Citing PatentFiling datePublication dateApplicantTitle
US7609931 *Jun 23, 2006Oct 27, 2009Enablence, Inc.Planar waveguide structure with tightly curved waveguides
Classifications
U.S. Classification385/14, 385/129
International ClassificationG02B6/12, G02B6/00
Cooperative ClassificationG02B2006/12145, G02B6/12, G02B6/12004, G02B2006/12109
European ClassificationG02B6/12, G02B6/12D
Legal Events
DateCodeEventDescription
Nov 1, 2010FPAYFee payment
Year of fee payment: 4
Apr 5, 2006ASAssignment
Owner name: FINISAR CORPORATION, CALIFORNIA

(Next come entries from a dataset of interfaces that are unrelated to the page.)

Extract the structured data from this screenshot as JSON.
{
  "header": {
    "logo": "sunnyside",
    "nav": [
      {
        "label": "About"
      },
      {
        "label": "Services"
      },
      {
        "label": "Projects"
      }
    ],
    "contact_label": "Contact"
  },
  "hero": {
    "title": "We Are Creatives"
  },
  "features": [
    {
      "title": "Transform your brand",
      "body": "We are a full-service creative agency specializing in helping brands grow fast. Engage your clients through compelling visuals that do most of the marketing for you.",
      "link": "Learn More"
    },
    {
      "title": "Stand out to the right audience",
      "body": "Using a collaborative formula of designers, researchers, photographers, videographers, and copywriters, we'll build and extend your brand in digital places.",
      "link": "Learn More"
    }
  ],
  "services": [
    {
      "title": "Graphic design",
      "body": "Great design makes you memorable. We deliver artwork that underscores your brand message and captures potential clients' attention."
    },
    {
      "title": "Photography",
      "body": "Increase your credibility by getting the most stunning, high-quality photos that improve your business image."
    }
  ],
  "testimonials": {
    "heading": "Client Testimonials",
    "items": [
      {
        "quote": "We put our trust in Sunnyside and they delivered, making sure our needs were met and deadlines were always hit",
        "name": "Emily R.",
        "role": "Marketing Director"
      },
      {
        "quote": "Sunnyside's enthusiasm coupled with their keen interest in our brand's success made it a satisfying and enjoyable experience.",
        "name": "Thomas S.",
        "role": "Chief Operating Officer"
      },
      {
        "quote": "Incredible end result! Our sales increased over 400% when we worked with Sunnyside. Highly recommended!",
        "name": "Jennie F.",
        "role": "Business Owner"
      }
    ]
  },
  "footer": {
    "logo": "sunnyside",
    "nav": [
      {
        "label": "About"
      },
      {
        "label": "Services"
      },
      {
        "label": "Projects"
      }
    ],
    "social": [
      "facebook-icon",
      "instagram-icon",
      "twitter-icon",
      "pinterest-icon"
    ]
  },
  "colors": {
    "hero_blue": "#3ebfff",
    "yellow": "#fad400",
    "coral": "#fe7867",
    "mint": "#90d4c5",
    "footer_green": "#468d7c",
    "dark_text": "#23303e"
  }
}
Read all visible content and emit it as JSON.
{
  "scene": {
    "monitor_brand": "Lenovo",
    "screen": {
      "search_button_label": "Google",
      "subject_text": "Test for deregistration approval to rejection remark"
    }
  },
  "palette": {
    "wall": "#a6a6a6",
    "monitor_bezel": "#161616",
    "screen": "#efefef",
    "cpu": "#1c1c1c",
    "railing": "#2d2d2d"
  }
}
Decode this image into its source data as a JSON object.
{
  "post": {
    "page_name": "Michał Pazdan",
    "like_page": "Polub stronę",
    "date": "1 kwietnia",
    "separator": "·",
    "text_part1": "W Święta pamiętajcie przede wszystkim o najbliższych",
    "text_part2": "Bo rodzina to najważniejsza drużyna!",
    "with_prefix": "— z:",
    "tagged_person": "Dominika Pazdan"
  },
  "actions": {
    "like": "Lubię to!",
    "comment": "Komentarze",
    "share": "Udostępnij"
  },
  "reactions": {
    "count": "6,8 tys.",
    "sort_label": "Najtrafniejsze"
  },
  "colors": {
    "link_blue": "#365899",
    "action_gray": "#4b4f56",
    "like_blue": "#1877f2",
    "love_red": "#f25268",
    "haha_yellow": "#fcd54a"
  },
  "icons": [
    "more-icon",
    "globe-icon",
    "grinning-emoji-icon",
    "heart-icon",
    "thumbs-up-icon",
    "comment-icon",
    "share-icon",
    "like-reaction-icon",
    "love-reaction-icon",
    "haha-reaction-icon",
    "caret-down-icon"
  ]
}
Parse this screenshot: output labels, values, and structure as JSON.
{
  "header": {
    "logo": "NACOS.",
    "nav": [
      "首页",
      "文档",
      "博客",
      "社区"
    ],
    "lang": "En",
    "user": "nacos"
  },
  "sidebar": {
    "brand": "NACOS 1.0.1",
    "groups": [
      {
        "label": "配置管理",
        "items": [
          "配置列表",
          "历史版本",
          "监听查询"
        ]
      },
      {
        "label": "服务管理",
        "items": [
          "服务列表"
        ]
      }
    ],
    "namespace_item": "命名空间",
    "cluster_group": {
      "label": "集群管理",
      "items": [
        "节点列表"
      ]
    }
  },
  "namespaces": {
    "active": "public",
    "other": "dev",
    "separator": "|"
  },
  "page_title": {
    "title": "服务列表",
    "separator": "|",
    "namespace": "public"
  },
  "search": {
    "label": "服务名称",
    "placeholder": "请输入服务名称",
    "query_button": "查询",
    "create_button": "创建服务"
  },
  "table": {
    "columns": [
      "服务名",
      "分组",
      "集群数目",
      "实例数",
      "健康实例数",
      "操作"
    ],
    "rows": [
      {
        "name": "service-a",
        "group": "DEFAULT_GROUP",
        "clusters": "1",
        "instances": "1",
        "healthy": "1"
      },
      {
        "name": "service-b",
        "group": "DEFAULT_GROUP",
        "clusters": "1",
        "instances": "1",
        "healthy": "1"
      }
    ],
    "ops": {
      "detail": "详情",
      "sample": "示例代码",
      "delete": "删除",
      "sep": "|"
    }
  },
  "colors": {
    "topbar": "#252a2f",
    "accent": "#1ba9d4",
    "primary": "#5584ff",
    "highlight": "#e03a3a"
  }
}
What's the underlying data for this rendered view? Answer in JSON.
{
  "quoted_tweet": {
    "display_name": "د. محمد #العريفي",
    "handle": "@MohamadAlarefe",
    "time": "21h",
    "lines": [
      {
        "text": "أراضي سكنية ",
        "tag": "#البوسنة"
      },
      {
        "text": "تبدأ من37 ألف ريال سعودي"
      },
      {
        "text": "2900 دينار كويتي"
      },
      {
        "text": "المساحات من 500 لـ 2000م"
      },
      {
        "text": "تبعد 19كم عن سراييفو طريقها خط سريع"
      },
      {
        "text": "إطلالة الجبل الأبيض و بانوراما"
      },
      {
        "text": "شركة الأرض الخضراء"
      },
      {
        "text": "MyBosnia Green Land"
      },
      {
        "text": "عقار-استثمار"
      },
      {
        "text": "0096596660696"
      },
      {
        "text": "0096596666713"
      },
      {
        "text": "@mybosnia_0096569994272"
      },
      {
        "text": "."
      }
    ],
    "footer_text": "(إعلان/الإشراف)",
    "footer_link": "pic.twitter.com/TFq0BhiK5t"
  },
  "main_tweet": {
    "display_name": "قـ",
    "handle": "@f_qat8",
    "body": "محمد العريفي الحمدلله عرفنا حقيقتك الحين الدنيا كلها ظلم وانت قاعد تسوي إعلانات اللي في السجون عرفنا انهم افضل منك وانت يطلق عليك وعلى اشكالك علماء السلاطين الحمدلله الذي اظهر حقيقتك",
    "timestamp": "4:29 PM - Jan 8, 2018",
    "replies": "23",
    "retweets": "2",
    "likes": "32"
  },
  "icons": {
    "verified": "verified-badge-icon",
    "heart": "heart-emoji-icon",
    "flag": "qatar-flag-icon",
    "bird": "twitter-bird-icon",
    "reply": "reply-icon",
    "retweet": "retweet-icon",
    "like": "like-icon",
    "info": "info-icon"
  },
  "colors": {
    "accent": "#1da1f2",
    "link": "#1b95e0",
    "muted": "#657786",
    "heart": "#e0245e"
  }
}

Free format text: ASSIGNMENT OF ASSIGNORS INTEREST;ASSIGNOR:INFINEON TECHNOLOGIES AG;REEL/FRAME:017425/0874
Effective date: 20060321
Owner name: FINISAR CORPORATION,CALIFORNIA
Free format text: ASSIGNMENT OF ASSIGNORS INTEREST;ASSIGNOR:INFINEON TECHNOLOGIES AG;US-ASSIGNMENT DATABASE UPDATED:20100223;REEL/FRAME:17425/874
Feb 15, 2006ASAssignment
Owner name: INFINEON TECHNOLOGIES AG, GERMANY
Free format text: ASSIGNMENT OF ASSIGNORS INTEREST;ASSIGNORS:SPOTT, THORSTEN;SCHUMACHER, ANDREAS;REEL/FRAME:017174/0082
Effective date: 20030109